Route One Project to Feature Musicians of Northeast Maine

Passamaquoddy drummer Petak Lola was among those interviewed by Chuck White as part of the Route One Project when it passed through Calais recently. White's interviews and recordings will be featured in an upcoming podcast and at an exhibit in Boston. (Photo courtesy Chuck White)

By Lura Jackson


Even growing up in Northeastern Maine, it can be difficult to appreciate how much musical history and energy is associated with this region. For Chuck White, a musicologist that recently finished an eight-week, sixteen city tour along all of Route One, the significance of Northeastern Maine was evident when he arrived here.

“This is the beginning of American music,” White said, explaining how important the exodus of the Acadians to Louisiana combined with the influx of the Celtic population was to the growth of the country’s folk music development. Prior to that, the Passamaquoddy were producing unique indigenous music that was initially preserved in the first field recordings of live music ever made. The recordings were captured by Jesse Fewkes in Calais in 1890 using a Thomas Edison wax cylinder kept in the Library of Congress today.

White made many of the connections regarding the history of the area and its influence on music while completing the final leg of the Route One Project between Machias, Fort Kent, and Calais. The project represents an effort by White and his partners, including Ernie Boch, Jr., to encapsulate both the history and the present of folk and independent music. White’s tour began in Key West and concluded in Northeastern Maine. 

While in Calais, White connected with Tom MacDonald, organizer of the Calais Celtic Concerts, and subsequently interviewed and recorded Barrule, a group visiting from the Isle of Man. Through Vicki Farrell at the Visitor Information Center, he made further connections, including with Petak Lola of the Passamaquoddy Tribe. White took the opportunity to make copies of digital recordings in the Wabanaki Cultural Center, including ones featuring Wayne Newell and Blanche Sockabasin. 

The recordings that White made will be featured in an upcoming exhibit at the Boch Center in Boston specifically pertaining to the development of independent music in modern American culture. The exhibit is slated for launch in April.
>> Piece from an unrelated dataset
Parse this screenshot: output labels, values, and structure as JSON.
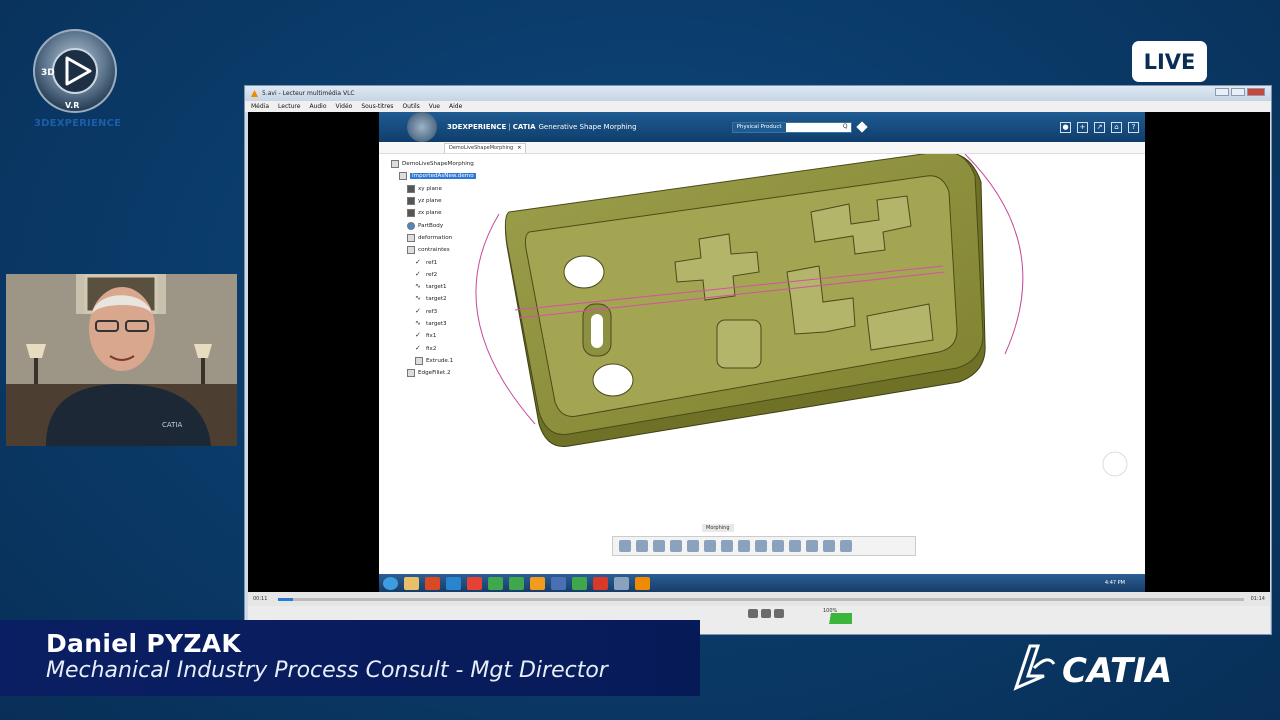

White also plans to make a podcast detailing his trip and the various influential areas he visited, and, later on, he aims to return to the area to meet with additional musicians and talk film footage of them as they play. “We’re just scratching the surface here,” he said.

The timing of White’s arrival in Calais coincided with the Scarecrow Fest and the Black Magic Bash at the Calais Motor Inn, and White shared, “The video I took that night is the best I got from the whole trip.” Having many of the guests in costume on the dancefloor created a surreal and fascinating video that, for White, perfectly summarized his whole trip. “It’s had this whole feeling of chasing ghosts,” White said, describing how his path has taken him through the territory of legendary musicians like Gram Parsons and enveloped the Cajuns and Celtic peoples, both of whom are his ancestors. 

To learn more about White’s project as it develops, follow on Facebook.